I get equally exasperated and infatuated when nutrition recommendations change. You’d think with all the advanced science and technology we have, we could figure out something as simple as diet. The problem is, diet isn’t so simple after all. There are changes in the environment, lifestyle, biological response, genetics, food sourcing and processing, food technology, different methods of cooking, and so on and so forth.
That fact can be frustrating, but it’s liberating too. It means there’s no one single answer or recommendation that’s set in stone. It also means what I say one day will be completely contradicted the next. I’m relieved I finally found a headline in the news that won’t have me calling former clients back telling them to do the opposite of what I once emphatically recommended: Eat a bigger breakfast.
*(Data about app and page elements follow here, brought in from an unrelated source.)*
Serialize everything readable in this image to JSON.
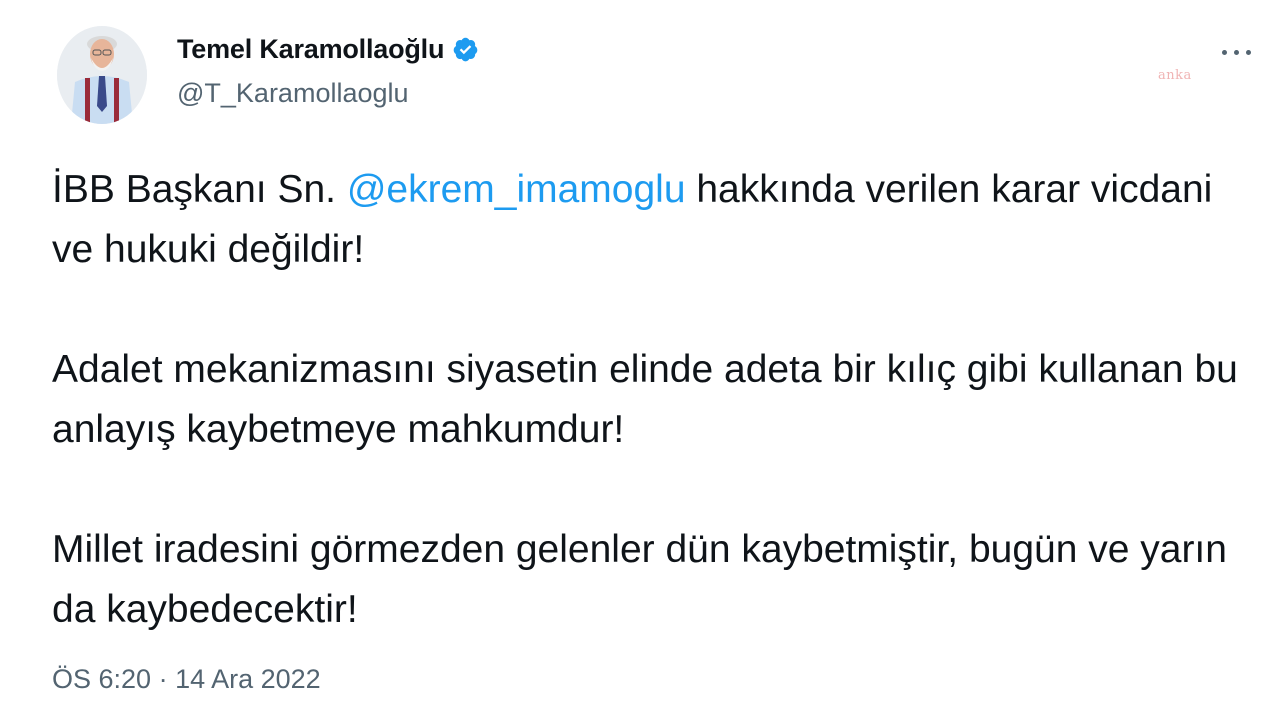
{
  "user": {
    "display_name": "Temel Karamollaoğlu",
    "handle": "@T_Karamollaoglu",
    "verified_icon": "verified-badge-icon"
  },
  "watermark": "anka",
  "tweet": {
    "p1_before": "İBB Başkanı Sn. ",
    "p1_mention": "@ekrem_imamoglu",
    "p1_after": " hakkında verilen karar vicdani ve hukuki değildir!",
    "p2": "Adalet mekanizmasını siyasetin elinde adeta bir kılıç gibi kullanan bu anlayış kaybetmeye mahkumdur!",
    "p3": "Millet iradesini görmezden gelenler dün kaybetmiştir, bugün ve yarın da kaybedecektir!"
  },
  "meta": {
    "time": "ÖS 6:20",
    "separator": " · ",
    "date": "14 Ara 2022"
  },
  "colors": {
    "mention": "#1d9bf0",
    "verified": "#1d9bf0",
    "secondary_text": "#536471",
    "primary_text": "#0f1419"
  }
}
Perhaps the first nutrition tidbit I ever learned was, “Eat breakfast like a king, lunch like a prince, dinner like a pauper.” That simply means eat a big breakfast, a modest-size lunch, and a fairly small dinner. The thought is it helps control appetite and even out blood sugar throughout the day, and you’re not left going to bed on a huge stomach full of food.
Recent research has confirmed that this practice remains a good one. Eating a breakfast of 700 calories can decrease the risks of heart disease, diabetes, and high cholesterol, as well as help with weight loss, according to this study in Obesity. Yup, eating more can lead to weighing less. (Although not if you eat more for lunch, dinner, and everything in between, as well.)
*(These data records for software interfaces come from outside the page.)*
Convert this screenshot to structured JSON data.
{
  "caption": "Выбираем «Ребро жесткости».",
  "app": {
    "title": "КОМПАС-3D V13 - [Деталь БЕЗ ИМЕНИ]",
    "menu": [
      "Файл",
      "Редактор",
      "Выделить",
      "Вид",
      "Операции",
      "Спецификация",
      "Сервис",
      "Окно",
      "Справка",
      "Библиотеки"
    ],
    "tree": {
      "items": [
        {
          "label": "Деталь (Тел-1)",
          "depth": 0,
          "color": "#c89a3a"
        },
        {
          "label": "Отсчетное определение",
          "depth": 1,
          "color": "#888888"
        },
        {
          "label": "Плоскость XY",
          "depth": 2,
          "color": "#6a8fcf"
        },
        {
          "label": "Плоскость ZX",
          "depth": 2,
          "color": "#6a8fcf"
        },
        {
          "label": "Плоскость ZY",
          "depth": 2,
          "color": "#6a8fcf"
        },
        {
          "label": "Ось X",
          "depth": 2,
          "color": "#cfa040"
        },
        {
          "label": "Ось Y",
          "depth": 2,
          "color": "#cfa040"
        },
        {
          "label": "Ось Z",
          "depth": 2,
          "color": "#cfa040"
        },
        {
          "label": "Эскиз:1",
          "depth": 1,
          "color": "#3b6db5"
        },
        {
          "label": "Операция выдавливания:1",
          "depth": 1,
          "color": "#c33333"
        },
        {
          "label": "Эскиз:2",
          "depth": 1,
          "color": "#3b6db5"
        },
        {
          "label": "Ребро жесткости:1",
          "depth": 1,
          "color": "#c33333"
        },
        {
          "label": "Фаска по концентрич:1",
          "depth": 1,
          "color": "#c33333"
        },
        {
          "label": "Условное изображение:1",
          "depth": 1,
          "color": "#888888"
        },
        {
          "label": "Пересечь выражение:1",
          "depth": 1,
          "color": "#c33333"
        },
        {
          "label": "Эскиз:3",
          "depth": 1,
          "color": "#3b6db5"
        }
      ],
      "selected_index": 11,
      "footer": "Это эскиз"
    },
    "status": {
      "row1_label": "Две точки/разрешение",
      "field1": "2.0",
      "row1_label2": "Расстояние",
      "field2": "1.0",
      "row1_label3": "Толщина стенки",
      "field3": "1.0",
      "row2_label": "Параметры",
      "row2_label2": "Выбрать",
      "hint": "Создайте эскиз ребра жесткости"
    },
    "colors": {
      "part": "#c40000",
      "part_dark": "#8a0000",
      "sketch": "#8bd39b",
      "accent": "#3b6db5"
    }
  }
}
So here’s another thing to add to that running list in your head. Not only does what you eat and where you eat matter, but when you eat matters too.
Eating a bigger breakfast can help you lose weight. To research this matter, scientists had one group of obese women follow a diet that consisted of 700 calories for breakfast, 500 calories for lunch, and 200 calories for dinner. Another group did the reverse: They had a 200-calorie breakfast, a 500-calorie lunch, and a 700-calorie dinner. I’d venture to say this latter group reflects a majority of us.
For comparison’s sake, the 700-calorie meals were the same thing, regardless of whether they were eaten for breakfast or dinner. Both diets were moderate in fat and carbohydrates, and they did, in fact, get to eat dessert — a relief for anyone who cringes at the word diet.
After 12 weeks, the women eating the bigger breakfast lost just under an average of 18 pounds, as well as 3 inches from their waist. The other group lost a little more than 7 pounds on average, and 1.4 inches from their waist. The big breakfast eaters also experienced larger drops in insulin, glucose, and triglyceride levels (all good things). The big dinner eaters actually had an increase in triglyceride levels, which is not good.
That’s an 11 pound difference for eating the exact same amount of calories and the same foods. The only difference was the time of day the calories were consumed.
So what’s the time of day got to do with it? It seems to affect the way our body processes food. The researchers noted a main difference between the two study groups was the big breakfast eaters didn’t have high blood sugar spikes after a meal.
700 calories may not sound like a lot for breakfast, but for many people that are used to skipping it or just grabbing coffee and a donut, it can be a lot of food to get used to. Gradually adding food to your first meal of the day and taking it away from your last meal of the day may help you not notice as much.